A singer with a fairly good Bruce Springsteen impression ran through what by then were already well-established Springsteen cliches: populist spoken word sections, fantastic sax solos, heartfelt wailing of a beloved girl's name, etc. Except the song was the theme from "Meet the Flintstones" and the spoken-word section was all about laborers getting off work at the quarry and powering stone cars with their feet.
The record (a 45 with "Take Me Out to the Ballgame" as the B-side, also in Springsteen style) was available in several of my favorite stores and after hearing it on the radio a few times, I forked over two dollars and bought it. The cover showed Fred Flintsone and Dino leaning against each other like Bruce and Clarence from Born to Run. I wondered who was responsible for these songs, but never found out and eventually forgot all about it. (Link for Gmail subscribers.)
[Sorry, YouTube yanked the video after this was posted -- follow the above link to see/listen on MySpace, but embedding is disabled...]
Fast-forward nearly 27 years. I hear a live Bruce Springsteen song on XM radio and the structure of it reminds me exactly of Bruce Springstone. Years earlier, I might've wondered about it for a few days, then moved on. But today, music-lovers have an orgy of online facts and music at their fingertips.
So now I know that Bruce Springstone was the brainchild of Baltimore cartoonist/musician/writer Tom Chalkley (who used to perform Springsteen-ified versions of songs as a party trick). Chalkley sang lead and also drew the back cover image (Springsteen sliding into home plate while holding a guitar). Other musicians included drummer/cartoonist John Ebersberger (who drew the front cover), keyboardist and comics scholar Suzy Shaw, guitarist Craig Hankin (who also did the arrangements with Chalkley), and lead guitarist Tommy Keene.
Two years later, Keene's EP Places That Are Gone got rave reviews and led to a big record deal with Geffin.

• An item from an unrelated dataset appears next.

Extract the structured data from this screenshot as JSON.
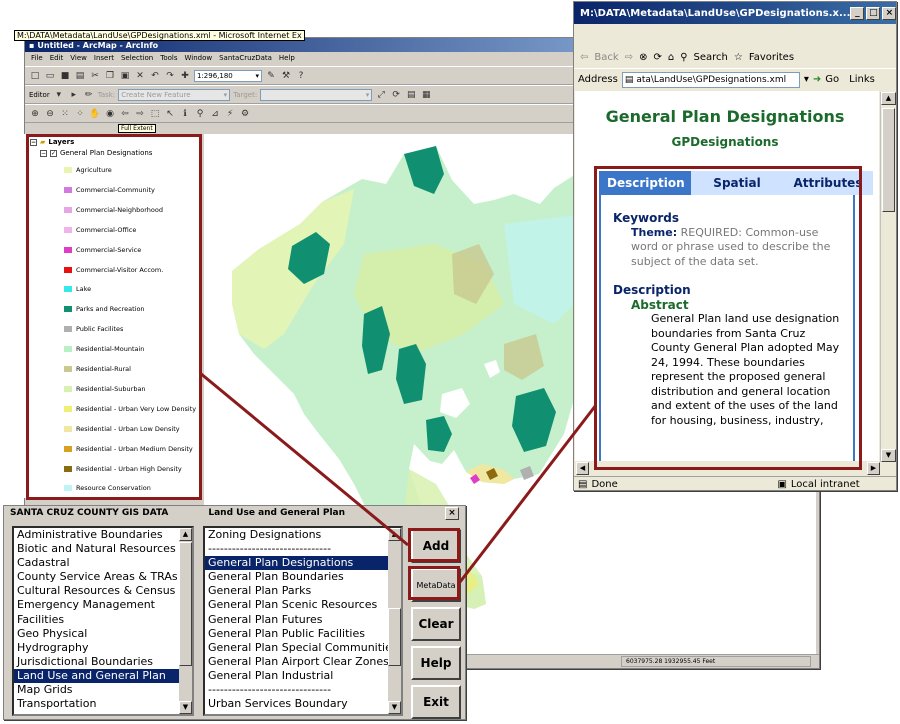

His album Songs From the Film (including the song "Places That Are Gone") was one of the highlights of the brief power-pop revival of the mid-80s. I couldn't find the "official" video online, but here's a pretty good live version from 1986:
According to Ask Mr. Pop History (and with a name like that, he must have massive cred), the Bruce Springstone single sold 35,000 copies before Hannah-Barbara slapped the musicians with a cease-and-desist order because they felt the cover art infringed on their trademarked images. (Since H-B is a cartoon company, I'm pretty sure their in-house lawyers must have been twirling their evil mustaches while they wrote that letter.)
And is it wrong to draw some solace from the knowledge that Fred Flintsone's stone-age lawyer is bound to get a hernia from lifting a briefcase filled with stone legal tablets?
Saturday Single No. 538
1 day ago